Problem to solve: The required result is each line of the entries below containing the string "Information".

Data extract:
---------------
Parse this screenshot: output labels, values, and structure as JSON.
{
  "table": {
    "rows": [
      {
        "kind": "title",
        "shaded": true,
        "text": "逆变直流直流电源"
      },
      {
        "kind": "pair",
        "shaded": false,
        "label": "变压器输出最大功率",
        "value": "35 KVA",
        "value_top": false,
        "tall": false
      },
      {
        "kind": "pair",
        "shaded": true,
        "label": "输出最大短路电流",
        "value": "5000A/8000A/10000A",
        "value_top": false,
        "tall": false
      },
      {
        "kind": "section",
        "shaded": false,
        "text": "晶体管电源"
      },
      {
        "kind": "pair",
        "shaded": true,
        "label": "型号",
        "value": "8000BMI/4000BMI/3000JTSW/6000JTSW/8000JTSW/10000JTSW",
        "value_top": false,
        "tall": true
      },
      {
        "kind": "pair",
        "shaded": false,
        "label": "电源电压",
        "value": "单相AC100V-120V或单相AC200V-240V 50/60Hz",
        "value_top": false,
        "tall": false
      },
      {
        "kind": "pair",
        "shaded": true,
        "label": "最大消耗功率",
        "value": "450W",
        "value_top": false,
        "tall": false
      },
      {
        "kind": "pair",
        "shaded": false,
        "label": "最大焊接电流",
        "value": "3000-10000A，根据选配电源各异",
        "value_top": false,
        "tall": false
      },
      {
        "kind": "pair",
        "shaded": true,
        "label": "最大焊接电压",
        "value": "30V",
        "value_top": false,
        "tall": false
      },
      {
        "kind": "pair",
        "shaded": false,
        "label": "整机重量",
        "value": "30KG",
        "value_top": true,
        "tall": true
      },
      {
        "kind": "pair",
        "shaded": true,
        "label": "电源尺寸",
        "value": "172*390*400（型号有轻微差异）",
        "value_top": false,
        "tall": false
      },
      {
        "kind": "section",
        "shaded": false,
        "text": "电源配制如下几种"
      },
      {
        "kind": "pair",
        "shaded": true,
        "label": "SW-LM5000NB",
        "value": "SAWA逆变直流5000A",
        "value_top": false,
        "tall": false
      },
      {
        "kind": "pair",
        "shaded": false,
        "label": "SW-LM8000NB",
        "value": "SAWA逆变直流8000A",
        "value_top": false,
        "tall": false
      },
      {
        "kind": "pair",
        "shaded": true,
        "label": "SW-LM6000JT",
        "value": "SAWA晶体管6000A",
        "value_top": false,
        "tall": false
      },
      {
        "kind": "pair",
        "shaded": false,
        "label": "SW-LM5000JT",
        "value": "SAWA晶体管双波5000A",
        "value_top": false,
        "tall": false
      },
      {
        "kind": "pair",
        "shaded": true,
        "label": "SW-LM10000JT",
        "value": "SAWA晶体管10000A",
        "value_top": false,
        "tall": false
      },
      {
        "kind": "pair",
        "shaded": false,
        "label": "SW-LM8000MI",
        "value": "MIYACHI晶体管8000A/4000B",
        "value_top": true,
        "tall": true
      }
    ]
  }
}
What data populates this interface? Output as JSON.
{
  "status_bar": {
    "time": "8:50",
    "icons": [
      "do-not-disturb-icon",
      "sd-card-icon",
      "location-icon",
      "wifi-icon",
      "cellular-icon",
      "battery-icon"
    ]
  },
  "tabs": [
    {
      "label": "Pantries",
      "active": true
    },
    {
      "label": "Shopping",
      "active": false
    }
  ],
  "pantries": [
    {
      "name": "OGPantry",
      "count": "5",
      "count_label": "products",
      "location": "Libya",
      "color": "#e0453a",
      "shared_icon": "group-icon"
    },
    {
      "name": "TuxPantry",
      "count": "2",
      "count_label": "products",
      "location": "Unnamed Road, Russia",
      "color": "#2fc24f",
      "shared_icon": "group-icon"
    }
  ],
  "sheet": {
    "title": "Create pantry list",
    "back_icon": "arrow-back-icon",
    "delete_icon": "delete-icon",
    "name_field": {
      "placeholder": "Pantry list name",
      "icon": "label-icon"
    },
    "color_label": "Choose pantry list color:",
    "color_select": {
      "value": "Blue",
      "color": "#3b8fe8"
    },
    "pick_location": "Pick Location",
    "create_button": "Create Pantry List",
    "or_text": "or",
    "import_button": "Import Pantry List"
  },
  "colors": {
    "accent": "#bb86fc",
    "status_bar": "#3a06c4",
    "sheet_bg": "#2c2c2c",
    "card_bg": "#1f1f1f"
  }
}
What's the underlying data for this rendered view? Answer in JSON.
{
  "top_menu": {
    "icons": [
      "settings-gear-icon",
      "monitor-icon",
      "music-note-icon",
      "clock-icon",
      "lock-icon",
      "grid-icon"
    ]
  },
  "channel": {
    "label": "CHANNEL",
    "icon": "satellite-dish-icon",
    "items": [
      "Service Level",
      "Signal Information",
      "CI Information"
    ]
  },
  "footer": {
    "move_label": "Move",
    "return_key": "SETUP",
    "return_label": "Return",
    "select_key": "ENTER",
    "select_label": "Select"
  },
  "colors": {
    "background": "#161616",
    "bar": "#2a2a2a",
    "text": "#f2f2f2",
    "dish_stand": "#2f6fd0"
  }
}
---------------
The answer:
      "Signal Information",
      "CI Information"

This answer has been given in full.